* PROBLEM REQUIREMENTS
From the entries below, copy every line that holds the word "bytes".

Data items
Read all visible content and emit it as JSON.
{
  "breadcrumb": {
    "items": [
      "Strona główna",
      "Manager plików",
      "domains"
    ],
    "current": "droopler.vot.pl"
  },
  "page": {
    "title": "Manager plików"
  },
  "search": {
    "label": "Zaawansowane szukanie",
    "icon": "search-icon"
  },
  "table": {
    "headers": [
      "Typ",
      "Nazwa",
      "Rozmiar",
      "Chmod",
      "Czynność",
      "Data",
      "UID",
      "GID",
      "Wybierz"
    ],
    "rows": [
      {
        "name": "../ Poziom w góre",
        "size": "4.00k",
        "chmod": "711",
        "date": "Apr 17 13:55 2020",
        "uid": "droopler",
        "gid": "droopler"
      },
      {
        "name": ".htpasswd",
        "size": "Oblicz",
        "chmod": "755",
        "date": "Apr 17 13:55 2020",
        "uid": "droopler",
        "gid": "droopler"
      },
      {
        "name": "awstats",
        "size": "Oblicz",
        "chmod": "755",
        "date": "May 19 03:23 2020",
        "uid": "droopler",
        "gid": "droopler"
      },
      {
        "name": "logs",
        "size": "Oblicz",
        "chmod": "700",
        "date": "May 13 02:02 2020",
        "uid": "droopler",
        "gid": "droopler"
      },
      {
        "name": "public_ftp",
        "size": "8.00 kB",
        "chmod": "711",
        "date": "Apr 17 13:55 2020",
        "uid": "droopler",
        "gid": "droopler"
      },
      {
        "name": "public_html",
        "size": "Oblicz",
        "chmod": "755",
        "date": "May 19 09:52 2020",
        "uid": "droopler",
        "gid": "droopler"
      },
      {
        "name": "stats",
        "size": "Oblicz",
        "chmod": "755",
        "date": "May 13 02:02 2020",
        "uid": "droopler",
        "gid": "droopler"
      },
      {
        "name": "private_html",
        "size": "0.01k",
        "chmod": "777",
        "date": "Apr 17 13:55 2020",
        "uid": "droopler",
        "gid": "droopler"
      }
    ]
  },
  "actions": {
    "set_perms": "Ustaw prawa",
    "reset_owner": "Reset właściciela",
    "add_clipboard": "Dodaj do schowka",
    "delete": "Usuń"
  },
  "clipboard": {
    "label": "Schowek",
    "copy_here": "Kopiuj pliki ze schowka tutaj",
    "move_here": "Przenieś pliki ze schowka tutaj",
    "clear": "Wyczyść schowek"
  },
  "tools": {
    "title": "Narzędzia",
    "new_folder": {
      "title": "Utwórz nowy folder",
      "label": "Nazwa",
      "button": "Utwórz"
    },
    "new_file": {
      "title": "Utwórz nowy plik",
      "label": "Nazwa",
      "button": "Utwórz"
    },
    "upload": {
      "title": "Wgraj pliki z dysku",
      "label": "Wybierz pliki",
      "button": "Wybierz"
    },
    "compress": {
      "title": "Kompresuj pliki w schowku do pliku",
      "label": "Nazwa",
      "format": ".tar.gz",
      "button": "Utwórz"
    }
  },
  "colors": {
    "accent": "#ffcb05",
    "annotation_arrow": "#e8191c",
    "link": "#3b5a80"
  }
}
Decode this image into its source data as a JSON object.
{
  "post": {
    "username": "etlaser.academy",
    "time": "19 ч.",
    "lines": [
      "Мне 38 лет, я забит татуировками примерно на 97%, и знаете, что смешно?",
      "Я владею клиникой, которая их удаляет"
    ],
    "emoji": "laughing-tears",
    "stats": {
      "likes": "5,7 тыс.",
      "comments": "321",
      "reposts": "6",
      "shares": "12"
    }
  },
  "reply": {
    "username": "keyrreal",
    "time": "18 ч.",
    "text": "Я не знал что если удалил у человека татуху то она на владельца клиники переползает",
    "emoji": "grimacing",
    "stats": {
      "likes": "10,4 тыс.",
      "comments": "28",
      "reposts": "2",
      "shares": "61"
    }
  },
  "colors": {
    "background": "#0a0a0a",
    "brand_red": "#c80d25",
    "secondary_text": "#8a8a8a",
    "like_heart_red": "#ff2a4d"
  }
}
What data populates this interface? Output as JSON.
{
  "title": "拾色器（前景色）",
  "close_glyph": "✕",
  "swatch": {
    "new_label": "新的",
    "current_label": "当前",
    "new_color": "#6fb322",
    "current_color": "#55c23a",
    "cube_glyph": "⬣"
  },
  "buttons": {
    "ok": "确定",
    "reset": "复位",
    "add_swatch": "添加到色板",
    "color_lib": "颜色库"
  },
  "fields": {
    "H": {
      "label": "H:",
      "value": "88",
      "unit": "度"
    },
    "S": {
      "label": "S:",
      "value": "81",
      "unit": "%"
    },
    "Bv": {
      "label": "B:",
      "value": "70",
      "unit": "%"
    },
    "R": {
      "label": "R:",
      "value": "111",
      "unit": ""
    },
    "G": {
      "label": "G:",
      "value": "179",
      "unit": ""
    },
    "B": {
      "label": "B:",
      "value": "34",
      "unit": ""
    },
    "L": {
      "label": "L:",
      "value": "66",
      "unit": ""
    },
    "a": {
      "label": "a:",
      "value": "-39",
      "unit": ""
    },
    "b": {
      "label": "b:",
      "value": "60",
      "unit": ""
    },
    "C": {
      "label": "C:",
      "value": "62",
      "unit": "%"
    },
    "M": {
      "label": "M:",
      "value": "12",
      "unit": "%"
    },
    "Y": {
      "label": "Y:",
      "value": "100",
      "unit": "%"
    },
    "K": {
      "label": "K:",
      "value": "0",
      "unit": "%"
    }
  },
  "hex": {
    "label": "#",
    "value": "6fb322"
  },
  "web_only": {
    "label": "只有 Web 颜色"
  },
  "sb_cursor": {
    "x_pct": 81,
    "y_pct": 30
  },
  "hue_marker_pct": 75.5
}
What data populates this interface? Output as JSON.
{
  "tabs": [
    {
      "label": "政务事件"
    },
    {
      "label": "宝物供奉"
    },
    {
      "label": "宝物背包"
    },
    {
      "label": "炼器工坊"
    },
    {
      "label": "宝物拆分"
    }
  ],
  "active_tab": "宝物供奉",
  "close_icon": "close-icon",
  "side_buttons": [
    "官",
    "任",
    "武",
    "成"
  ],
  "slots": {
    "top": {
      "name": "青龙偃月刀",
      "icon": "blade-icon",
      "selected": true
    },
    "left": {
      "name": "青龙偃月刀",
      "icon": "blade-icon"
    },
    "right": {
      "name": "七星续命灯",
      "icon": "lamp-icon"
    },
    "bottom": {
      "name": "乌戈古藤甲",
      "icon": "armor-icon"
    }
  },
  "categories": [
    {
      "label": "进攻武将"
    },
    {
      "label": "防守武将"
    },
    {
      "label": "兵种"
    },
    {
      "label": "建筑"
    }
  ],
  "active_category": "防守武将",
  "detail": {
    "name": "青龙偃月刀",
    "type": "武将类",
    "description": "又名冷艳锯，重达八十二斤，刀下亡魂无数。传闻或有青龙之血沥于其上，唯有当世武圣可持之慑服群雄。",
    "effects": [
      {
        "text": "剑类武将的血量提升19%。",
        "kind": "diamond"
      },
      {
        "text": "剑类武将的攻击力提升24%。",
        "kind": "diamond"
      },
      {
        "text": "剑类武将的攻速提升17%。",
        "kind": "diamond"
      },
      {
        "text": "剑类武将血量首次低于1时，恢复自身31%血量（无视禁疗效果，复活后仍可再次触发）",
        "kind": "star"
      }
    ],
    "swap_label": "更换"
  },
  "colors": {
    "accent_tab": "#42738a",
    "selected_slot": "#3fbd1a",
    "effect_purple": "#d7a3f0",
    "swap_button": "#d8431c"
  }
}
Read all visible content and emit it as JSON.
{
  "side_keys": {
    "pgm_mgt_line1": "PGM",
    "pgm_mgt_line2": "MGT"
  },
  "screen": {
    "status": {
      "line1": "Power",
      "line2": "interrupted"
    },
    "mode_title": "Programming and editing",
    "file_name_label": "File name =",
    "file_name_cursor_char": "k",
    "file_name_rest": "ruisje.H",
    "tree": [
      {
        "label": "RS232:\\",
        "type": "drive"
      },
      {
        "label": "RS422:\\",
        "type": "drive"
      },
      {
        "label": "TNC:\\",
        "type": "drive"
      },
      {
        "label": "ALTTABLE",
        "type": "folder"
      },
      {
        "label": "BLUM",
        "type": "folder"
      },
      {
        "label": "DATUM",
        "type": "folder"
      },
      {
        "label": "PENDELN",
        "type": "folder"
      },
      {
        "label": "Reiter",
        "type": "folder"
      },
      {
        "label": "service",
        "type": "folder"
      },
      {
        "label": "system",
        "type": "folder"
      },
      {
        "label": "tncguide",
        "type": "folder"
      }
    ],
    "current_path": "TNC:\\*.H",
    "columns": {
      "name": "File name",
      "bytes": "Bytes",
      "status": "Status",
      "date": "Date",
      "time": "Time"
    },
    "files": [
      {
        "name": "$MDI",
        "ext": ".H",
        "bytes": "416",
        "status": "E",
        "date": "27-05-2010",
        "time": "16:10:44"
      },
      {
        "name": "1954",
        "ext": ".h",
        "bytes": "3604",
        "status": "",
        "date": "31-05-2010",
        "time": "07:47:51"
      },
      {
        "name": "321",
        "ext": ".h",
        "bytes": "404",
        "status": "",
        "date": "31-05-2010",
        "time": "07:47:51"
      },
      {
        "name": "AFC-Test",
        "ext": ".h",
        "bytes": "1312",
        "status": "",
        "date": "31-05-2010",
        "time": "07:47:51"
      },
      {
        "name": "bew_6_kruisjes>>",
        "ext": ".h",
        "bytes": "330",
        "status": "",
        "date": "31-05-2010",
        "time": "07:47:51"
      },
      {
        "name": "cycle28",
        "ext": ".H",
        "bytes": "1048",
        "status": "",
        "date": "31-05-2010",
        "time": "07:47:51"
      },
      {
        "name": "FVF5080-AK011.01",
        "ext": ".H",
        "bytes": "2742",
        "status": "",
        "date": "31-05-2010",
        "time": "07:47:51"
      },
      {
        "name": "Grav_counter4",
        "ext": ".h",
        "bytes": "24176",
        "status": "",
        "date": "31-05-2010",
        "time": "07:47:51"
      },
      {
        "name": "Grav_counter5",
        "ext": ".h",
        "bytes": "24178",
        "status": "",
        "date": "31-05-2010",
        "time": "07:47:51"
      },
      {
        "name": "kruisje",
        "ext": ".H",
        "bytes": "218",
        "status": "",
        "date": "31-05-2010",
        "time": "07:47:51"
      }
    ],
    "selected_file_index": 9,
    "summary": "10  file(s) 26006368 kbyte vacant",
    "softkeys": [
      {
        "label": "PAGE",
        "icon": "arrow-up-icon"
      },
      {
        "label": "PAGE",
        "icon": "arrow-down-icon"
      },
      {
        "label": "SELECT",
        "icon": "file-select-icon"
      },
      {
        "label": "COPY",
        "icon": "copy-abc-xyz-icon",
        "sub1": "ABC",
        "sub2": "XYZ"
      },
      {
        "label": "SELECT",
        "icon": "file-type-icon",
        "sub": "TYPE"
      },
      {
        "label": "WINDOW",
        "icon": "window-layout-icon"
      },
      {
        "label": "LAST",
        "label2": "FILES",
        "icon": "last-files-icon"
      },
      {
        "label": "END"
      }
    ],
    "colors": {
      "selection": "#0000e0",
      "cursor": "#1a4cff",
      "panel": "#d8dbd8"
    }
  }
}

* ANSWER TO THIS EXERCISE
      "bytes": "Bytes",
        "bytes": "416",
        "bytes": "3604",
        "bytes": "404",
        "bytes": "1312",
        "bytes": "330",
        "bytes": "1048",
        "bytes": "2742",
        "bytes": "24176",
        "bytes": "24178",
        "bytes": "218",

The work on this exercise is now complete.